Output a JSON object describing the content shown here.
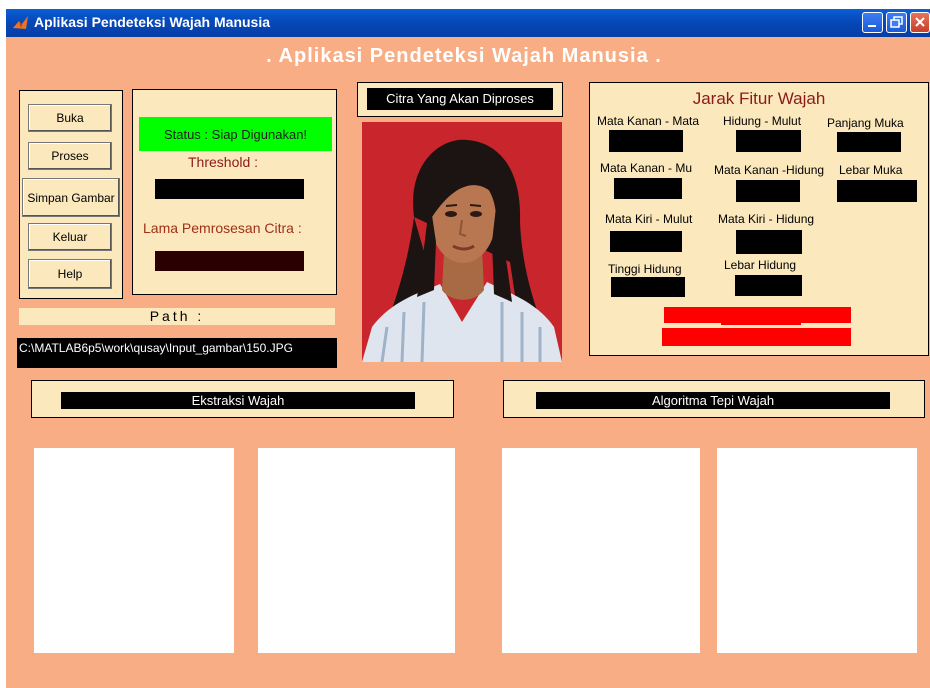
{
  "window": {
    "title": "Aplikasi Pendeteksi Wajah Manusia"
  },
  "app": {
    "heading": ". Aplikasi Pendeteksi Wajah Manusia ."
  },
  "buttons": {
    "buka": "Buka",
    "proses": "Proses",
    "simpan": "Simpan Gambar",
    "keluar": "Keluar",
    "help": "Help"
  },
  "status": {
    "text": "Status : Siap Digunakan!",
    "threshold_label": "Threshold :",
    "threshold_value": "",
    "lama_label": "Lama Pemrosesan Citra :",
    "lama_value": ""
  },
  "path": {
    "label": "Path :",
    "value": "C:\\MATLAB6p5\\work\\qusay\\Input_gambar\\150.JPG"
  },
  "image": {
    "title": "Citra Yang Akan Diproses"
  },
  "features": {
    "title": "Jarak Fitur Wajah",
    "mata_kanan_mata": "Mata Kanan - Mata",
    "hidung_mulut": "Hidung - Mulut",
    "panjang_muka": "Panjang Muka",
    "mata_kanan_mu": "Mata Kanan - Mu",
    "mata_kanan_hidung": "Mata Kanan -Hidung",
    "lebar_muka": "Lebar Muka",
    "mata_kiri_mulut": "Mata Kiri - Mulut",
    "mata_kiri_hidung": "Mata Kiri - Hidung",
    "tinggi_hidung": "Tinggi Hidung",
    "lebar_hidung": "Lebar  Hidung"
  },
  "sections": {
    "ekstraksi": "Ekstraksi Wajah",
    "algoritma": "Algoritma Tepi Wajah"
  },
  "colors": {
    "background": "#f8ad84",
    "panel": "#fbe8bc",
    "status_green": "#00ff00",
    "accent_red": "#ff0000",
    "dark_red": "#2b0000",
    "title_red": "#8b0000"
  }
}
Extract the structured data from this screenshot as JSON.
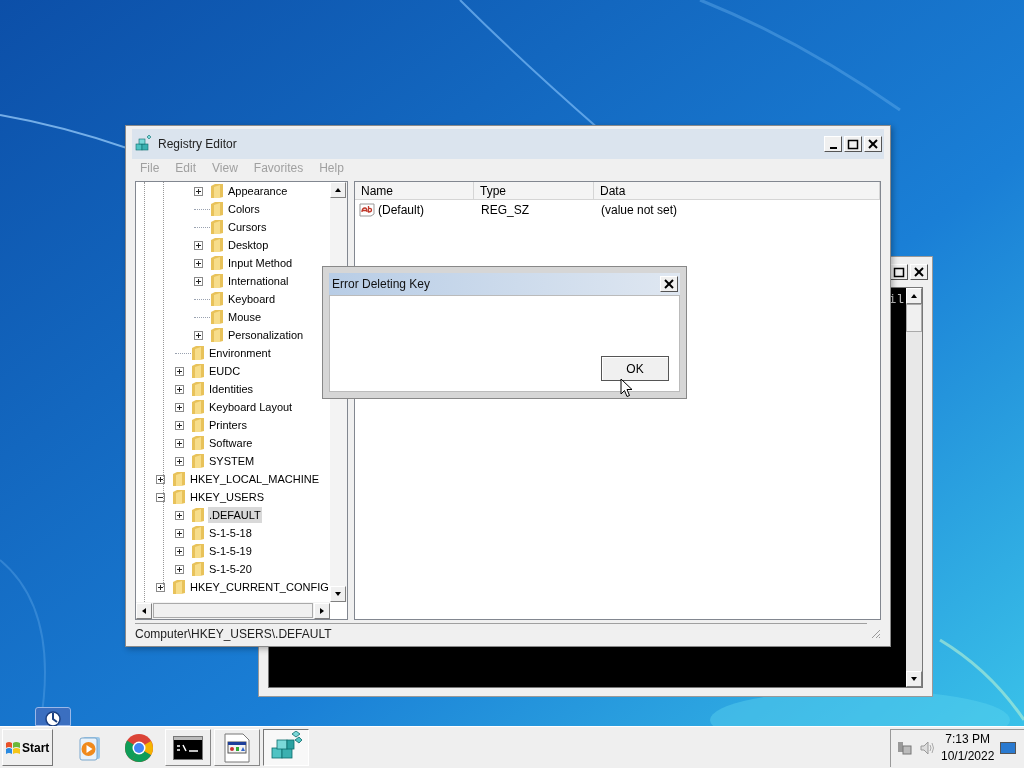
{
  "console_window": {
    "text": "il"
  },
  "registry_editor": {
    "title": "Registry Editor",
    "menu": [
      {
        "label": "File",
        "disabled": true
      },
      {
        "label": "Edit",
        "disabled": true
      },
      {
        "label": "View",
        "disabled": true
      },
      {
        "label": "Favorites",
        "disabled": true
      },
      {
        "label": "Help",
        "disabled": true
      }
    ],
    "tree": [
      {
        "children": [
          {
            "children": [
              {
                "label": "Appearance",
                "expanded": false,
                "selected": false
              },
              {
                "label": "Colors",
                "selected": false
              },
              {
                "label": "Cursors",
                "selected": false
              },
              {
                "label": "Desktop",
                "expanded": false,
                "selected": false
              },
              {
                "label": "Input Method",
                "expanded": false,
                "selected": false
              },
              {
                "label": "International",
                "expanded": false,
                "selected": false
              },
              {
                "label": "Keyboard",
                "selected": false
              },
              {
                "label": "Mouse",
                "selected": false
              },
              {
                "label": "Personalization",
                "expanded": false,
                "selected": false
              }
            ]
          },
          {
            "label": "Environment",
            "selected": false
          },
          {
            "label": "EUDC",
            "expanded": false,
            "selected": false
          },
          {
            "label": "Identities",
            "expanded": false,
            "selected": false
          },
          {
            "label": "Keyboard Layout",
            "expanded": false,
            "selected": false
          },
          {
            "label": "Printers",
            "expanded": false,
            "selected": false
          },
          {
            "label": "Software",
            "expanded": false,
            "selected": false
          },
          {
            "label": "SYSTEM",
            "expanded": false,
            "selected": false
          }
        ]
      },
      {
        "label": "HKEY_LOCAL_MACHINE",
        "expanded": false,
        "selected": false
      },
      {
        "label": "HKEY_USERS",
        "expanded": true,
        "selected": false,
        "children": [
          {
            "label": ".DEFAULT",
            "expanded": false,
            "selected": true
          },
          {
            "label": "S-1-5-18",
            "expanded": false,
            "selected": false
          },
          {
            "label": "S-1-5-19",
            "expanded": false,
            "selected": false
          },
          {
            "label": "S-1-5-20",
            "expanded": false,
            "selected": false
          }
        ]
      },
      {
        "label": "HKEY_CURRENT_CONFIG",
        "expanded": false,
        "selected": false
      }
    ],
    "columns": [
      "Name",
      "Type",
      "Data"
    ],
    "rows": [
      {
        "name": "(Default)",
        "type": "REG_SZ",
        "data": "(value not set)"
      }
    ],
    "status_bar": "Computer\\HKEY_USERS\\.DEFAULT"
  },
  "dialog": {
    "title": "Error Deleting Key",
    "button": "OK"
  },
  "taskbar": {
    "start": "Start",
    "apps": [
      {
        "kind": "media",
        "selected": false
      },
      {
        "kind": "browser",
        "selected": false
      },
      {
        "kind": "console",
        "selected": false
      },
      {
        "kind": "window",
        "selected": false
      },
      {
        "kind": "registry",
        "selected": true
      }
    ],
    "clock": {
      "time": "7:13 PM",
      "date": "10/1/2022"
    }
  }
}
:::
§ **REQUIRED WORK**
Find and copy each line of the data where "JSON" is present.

§ **WRITTEN ANSWER**
Output a JSON object describing the content shown here.
Extract the structured data from this screenshot as JSON.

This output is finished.